In previous INSIGHTS I discussed Mental Models and their impact on decision-making. Organizations can examine mental models to determine if their decisions are fact based or the result of bias. Business analytics combines the use of data, information technology, statistical analysis, quantitative methods, and mathematical and computer-based models to help leaders gain improved insight about their business in order to make better, fact-based decisions.

There are three typical types of analytics; descriptive, predictive, and prescriptive. Descriptive analytics are the most common and are used to categorize, characterize, consolidate, and classify in order to convert data into useful information for the purposes of understanding and analyzing business performance. Examples include understanding the number and types of customer complaints resolved or providing productivity or quality comparisons.

Predictive analytics look at past performance in an effort to predict the likely future by examining historical data, detecting patterns or relationships in these data, and looking for trends. Predictive analytics can predict risk and find relationships in data not readily apparent with traditional analysis. Predictive analytics also helps to answer questions related to the impact today’s decisions may have on the future.

Finally, prescriptive analytics identifies the best alternatives using optimization techniques to minimize risk or maximize benefits related to a particular decision. Mathematical and statistical techniques of predictive analytics can also be combined with optimization to make decisions to address data uncertainty. While the tools used in descriptive, predictive, and prescriptive analytics are different, the most powerful applications involve all three.

You have likely been impacted by analytics if you shop at companies like Amazon or Starbucks, watch movies or other shows on Netflix, use Capital One or American Express credit cards, in addition to a wide variety of other purchases. In many cases companies can use analytics to help you’re your purchasing decisions easier and of course to generate higher revenues based on their predictions of your likes and dislikes.

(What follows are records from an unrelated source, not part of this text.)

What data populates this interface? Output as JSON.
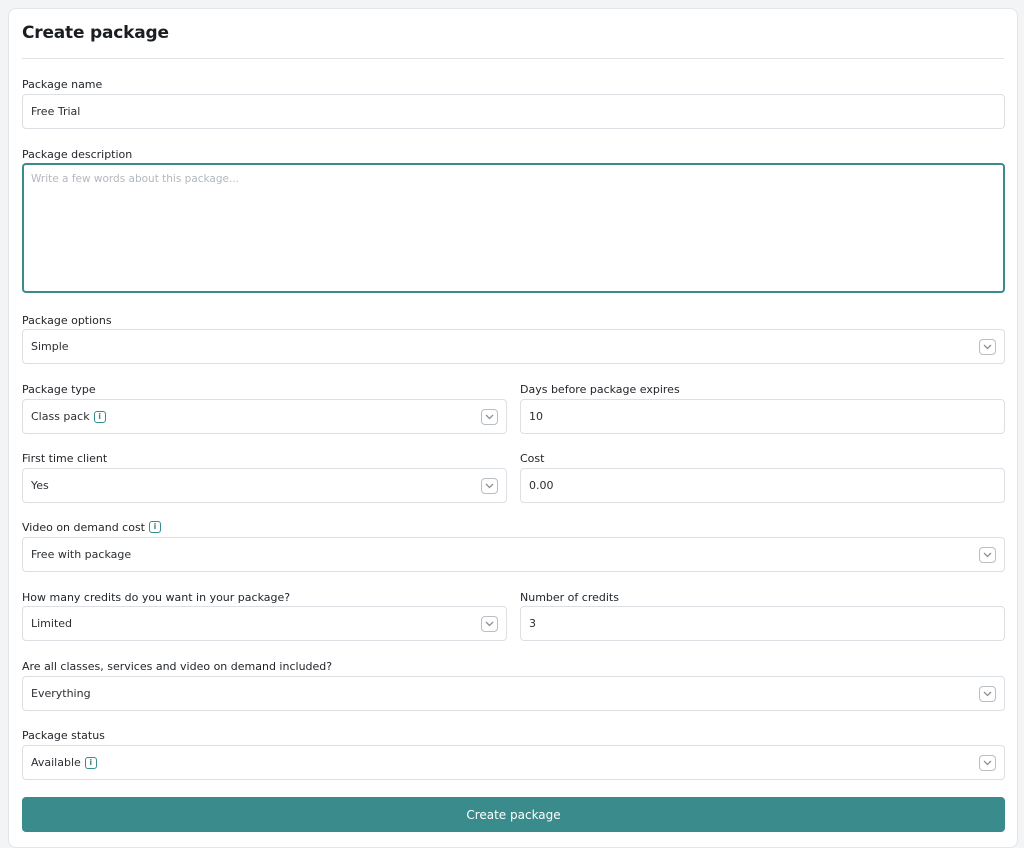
{
  "page": {
    "title": "Create package"
  },
  "form": {
    "package_name": {
      "label": "Package name",
      "value": "Free Trial"
    },
    "package_description": {
      "label": "Package description",
      "placeholder": "Write a few words about this package..."
    },
    "package_options": {
      "label": "Package options",
      "value": "Simple"
    },
    "package_type": {
      "label": "Package type",
      "value": "Class pack"
    },
    "days_before_expiry": {
      "label": "Days before package expires",
      "value": "10"
    },
    "first_time_client": {
      "label": "First time client",
      "value": "Yes"
    },
    "cost": {
      "label": "Cost",
      "value": "0.00"
    },
    "vod_cost": {
      "label": "Video on demand cost",
      "value": "Free with package"
    },
    "credits_mode": {
      "label": "How many credits do you want in your package?",
      "value": "Limited"
    },
    "number_of_credits": {
      "label": "Number of credits",
      "value": "3"
    },
    "inclusion": {
      "label": "Are all classes, services and video on demand included?",
      "value": "Everything"
    },
    "package_status": {
      "label": "Package status",
      "value": "Available"
    },
    "submit_label": "Create package"
  },
  "icons": {
    "info": "info-icon",
    "chevron": "chevron-down-icon",
    "info_glyph": "i"
  },
  "colors": {
    "accent": "#3a8b8c",
    "border": "#dcdfe3",
    "background": "#f3f4f5"
  }
}
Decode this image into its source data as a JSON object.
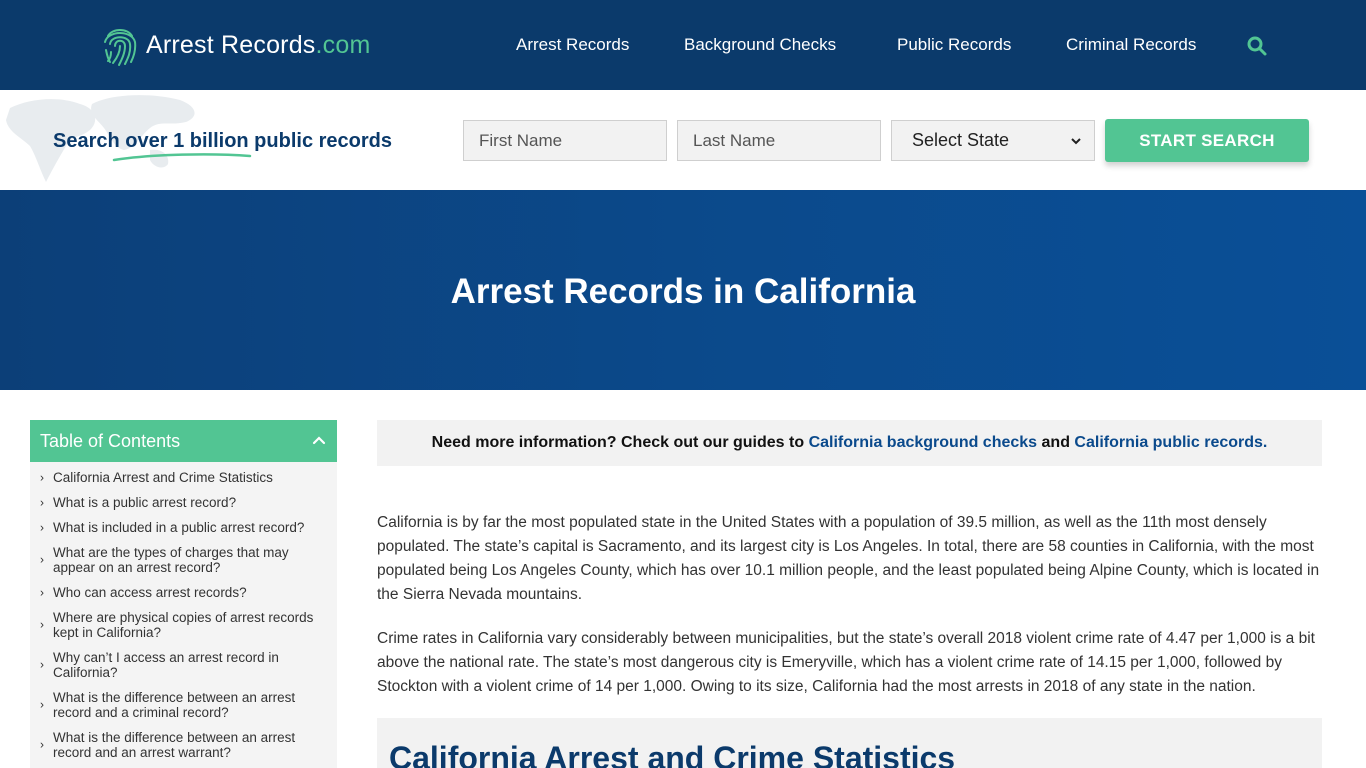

While there are certainly privacy concerns, your organization is likely falling behind the competition if you are not utilizing analytics. Fortune 500 Companies, the Federal Government, and many others utilize analytics. Professional football, basketball, baseball, hockey and other sports are currently hiring analytics experts to support a variety of decisions, on and off the field of play. Isn’t it time your organization takes advantage of this now commonplace tool?